> _Task statement_
Copy each line below in which the string "favorites" occurs.

BEGIN

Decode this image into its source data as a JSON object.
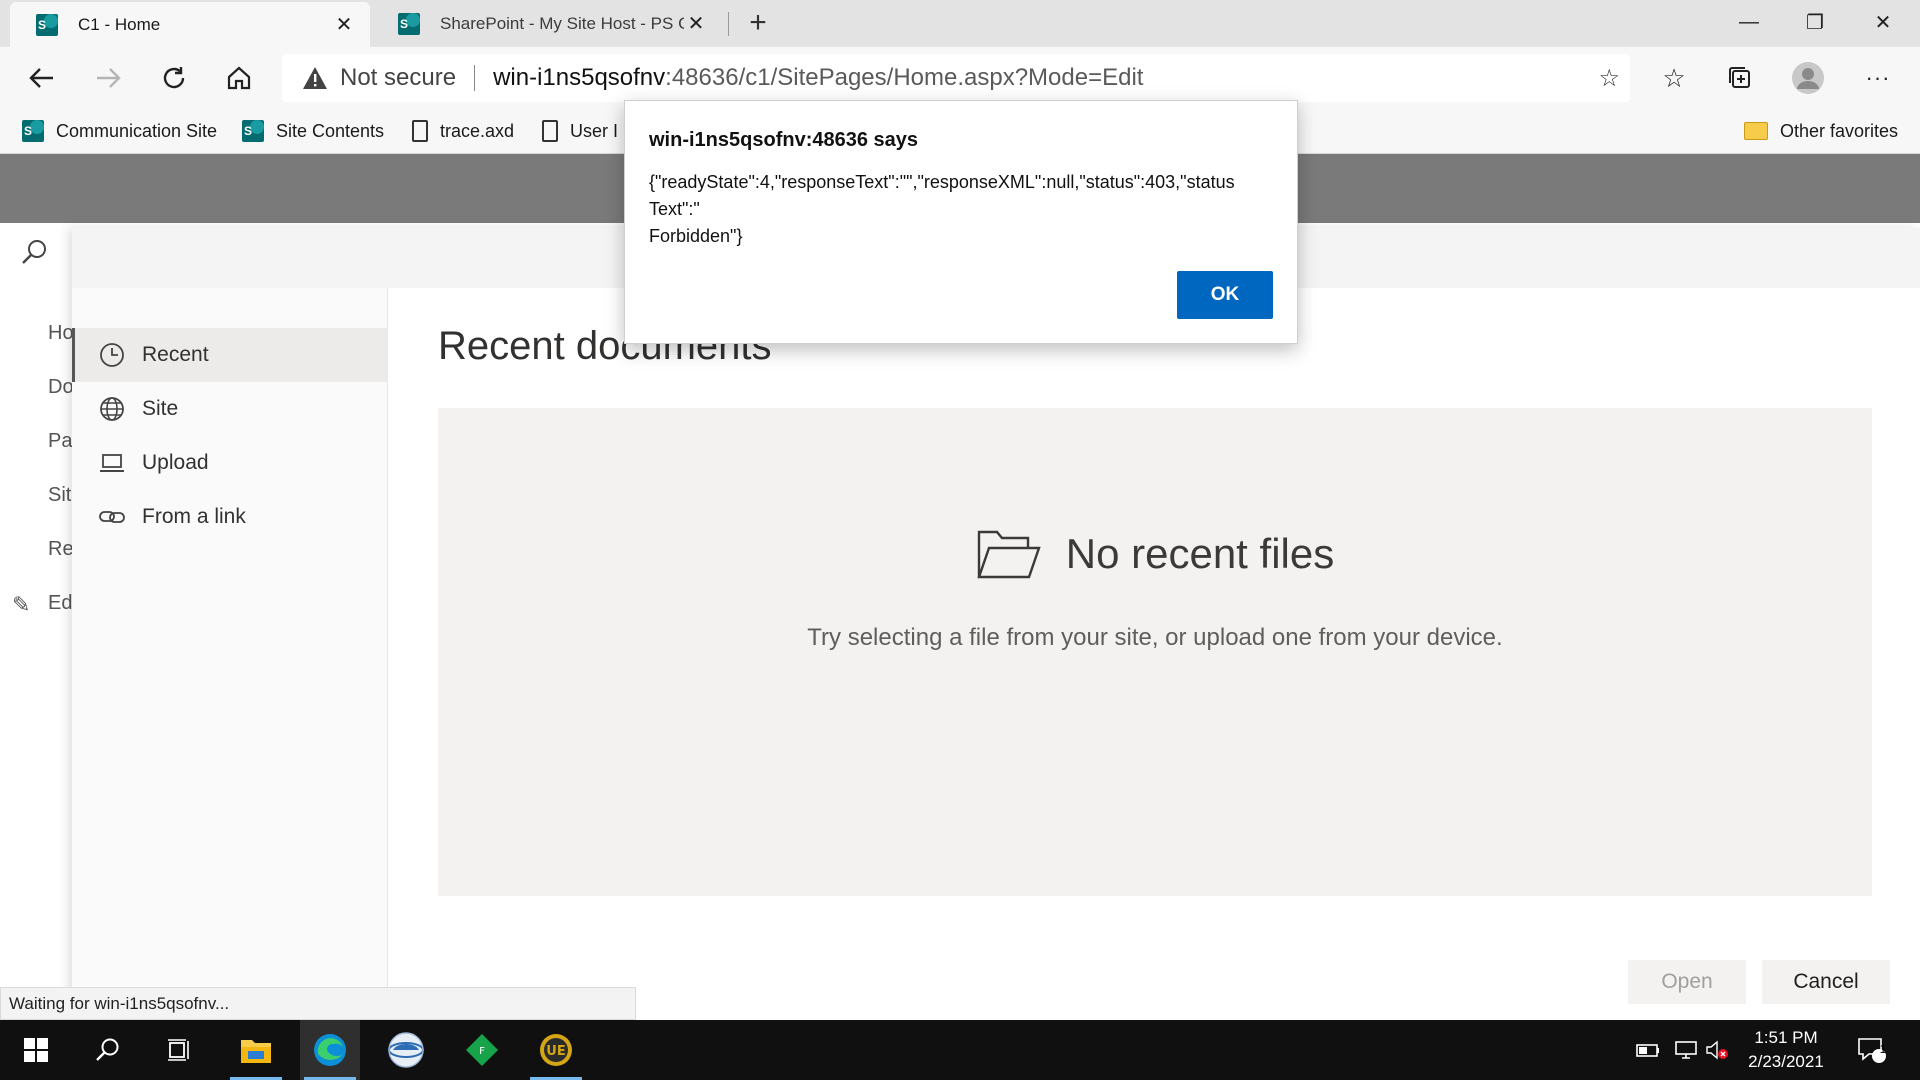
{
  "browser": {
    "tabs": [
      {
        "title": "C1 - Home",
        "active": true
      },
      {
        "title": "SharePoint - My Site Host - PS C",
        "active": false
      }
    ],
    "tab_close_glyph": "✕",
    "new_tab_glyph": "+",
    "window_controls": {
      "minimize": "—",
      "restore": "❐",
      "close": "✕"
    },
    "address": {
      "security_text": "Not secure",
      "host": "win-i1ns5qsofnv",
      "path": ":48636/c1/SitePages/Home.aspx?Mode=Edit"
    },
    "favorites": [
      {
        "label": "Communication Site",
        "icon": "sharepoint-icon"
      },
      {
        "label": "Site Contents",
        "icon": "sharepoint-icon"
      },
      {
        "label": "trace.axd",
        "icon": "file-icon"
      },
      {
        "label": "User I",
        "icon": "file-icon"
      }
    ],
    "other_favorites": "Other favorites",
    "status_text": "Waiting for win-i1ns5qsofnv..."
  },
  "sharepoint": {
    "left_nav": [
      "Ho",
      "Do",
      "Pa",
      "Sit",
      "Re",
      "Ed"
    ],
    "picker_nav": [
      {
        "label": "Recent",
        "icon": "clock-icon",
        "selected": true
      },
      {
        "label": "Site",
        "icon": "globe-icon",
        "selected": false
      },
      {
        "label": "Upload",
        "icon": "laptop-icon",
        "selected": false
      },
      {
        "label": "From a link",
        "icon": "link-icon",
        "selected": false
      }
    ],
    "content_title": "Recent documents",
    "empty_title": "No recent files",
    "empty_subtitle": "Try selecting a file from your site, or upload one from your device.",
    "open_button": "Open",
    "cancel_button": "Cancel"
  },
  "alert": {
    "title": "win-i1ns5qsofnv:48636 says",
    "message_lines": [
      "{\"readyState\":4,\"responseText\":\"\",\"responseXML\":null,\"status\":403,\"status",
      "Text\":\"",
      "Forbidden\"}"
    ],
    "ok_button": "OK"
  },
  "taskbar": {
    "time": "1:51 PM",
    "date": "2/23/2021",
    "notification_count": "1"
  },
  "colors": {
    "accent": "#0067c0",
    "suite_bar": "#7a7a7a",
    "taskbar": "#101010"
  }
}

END
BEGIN

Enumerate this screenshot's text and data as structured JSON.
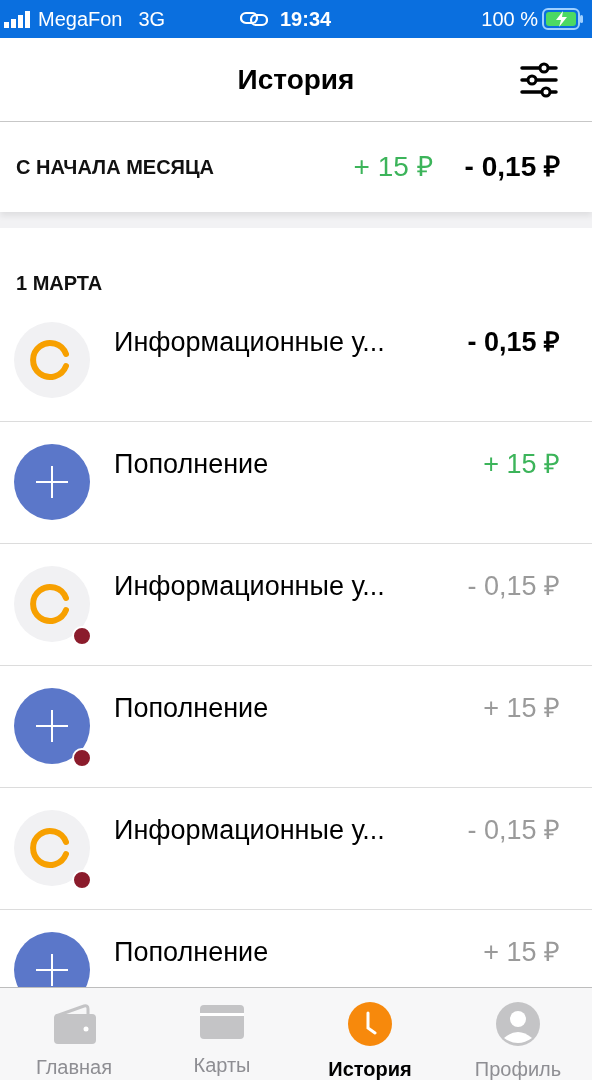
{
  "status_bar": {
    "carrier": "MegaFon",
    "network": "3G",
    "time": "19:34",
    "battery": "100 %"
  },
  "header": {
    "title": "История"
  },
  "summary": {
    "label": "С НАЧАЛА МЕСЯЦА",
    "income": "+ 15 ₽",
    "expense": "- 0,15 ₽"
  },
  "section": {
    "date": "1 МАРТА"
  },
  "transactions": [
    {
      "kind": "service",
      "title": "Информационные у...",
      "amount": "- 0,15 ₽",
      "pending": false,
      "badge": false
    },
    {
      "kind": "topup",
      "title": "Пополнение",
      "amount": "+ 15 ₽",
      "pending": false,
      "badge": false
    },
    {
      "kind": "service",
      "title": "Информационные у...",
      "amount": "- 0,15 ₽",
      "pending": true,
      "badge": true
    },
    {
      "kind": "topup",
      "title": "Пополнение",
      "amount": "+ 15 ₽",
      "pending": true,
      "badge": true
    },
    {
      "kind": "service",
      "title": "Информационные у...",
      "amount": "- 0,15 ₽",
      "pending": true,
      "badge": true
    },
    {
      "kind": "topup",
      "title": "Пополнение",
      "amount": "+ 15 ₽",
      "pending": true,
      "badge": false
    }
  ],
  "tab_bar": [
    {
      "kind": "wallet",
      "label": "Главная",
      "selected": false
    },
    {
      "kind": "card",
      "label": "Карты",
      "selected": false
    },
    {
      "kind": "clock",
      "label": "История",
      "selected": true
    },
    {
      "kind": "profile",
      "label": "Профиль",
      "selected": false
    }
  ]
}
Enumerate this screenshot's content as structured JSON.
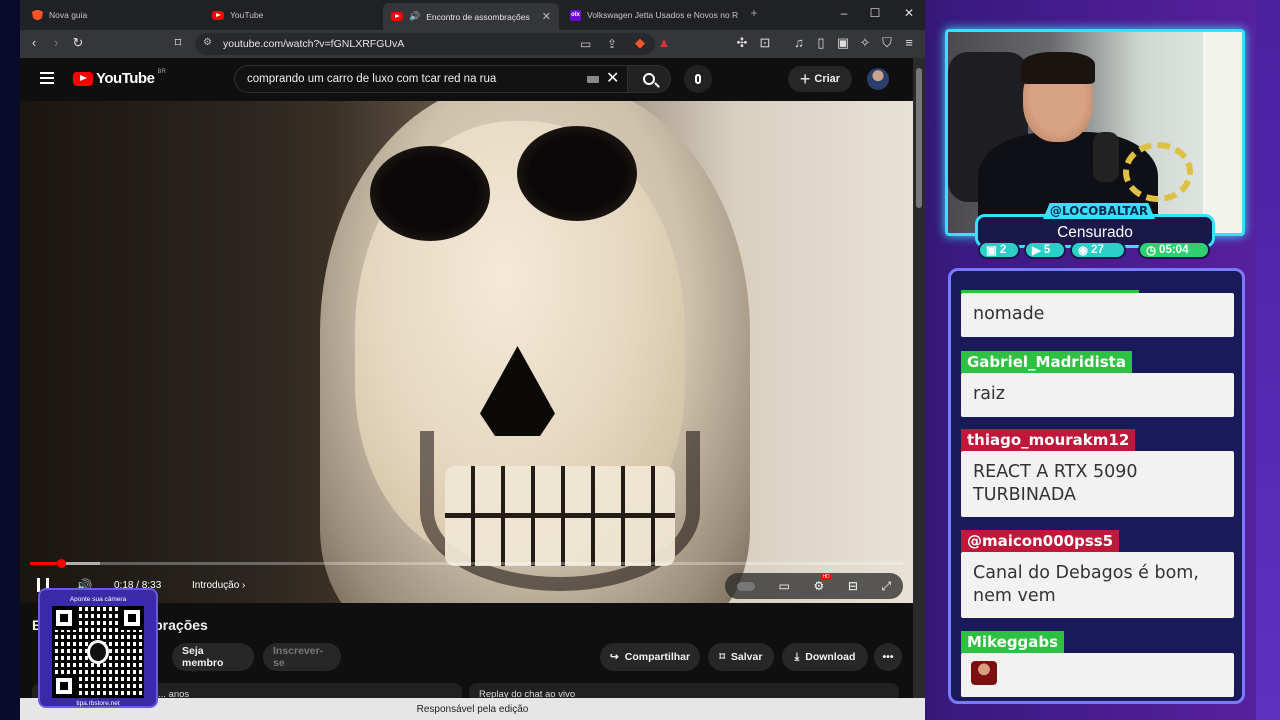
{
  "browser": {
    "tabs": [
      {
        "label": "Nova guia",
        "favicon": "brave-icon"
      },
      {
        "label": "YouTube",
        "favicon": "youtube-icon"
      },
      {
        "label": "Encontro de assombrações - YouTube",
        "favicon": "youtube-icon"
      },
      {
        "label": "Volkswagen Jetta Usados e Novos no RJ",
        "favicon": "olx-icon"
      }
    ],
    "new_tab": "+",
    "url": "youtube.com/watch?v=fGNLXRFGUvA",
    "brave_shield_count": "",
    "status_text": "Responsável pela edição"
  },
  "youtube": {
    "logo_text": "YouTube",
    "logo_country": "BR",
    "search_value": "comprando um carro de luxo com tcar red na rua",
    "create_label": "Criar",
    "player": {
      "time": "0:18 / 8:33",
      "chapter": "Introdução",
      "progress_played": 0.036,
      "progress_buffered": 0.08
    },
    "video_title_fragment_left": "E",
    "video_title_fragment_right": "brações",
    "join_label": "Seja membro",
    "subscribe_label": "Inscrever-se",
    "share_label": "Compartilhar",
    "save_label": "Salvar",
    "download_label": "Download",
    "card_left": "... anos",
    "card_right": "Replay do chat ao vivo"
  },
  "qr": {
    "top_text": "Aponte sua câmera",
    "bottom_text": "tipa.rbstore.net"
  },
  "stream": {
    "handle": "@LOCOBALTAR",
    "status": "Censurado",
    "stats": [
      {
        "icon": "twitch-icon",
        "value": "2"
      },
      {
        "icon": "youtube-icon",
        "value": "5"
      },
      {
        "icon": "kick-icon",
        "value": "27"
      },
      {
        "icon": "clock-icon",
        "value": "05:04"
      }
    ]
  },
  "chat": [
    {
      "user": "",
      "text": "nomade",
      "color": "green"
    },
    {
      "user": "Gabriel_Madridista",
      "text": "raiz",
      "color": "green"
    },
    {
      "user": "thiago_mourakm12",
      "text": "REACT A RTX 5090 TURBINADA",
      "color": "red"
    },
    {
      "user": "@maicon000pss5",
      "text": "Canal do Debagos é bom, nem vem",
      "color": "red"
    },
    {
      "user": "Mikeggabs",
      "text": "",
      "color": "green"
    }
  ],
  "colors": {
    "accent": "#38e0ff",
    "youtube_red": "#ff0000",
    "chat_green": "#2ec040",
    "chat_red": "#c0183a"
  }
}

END
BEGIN

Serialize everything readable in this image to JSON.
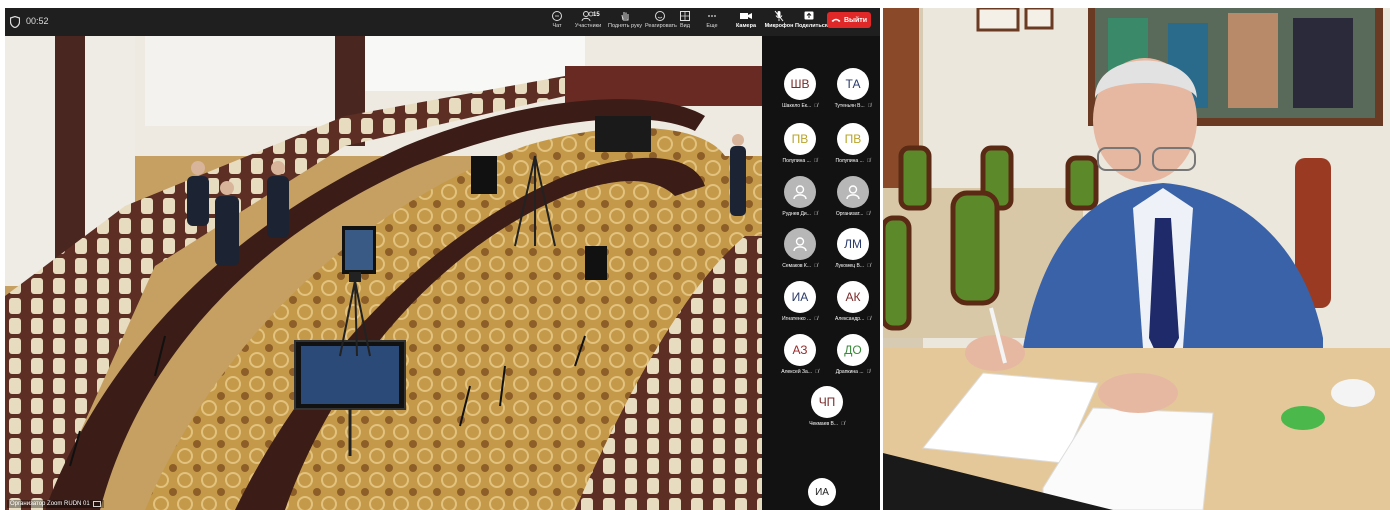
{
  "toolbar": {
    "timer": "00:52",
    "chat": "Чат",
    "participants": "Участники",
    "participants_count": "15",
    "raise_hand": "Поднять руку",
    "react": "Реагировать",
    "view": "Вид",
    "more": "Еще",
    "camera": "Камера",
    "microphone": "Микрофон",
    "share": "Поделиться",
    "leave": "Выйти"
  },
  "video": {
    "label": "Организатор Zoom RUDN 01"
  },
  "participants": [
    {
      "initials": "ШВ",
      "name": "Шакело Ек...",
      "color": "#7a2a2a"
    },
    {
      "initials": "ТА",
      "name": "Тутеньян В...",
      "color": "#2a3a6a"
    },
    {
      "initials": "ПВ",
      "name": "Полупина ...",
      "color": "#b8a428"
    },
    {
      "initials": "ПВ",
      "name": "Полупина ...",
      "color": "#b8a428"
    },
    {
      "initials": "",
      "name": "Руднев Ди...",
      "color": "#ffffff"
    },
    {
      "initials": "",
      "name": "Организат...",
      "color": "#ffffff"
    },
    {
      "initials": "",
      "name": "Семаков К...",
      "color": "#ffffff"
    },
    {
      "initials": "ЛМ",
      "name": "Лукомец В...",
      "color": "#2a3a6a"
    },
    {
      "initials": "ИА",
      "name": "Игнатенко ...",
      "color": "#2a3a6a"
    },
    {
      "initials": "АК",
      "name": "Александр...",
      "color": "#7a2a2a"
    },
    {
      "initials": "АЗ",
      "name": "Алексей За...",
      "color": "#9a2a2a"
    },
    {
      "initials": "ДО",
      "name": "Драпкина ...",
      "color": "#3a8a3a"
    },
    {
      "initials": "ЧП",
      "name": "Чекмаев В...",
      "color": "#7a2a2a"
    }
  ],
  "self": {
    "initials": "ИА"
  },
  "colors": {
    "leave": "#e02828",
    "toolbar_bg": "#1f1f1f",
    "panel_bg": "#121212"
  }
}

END

> _Result of the task_
    "favorites": [
    "other_favorites": "Other favorites",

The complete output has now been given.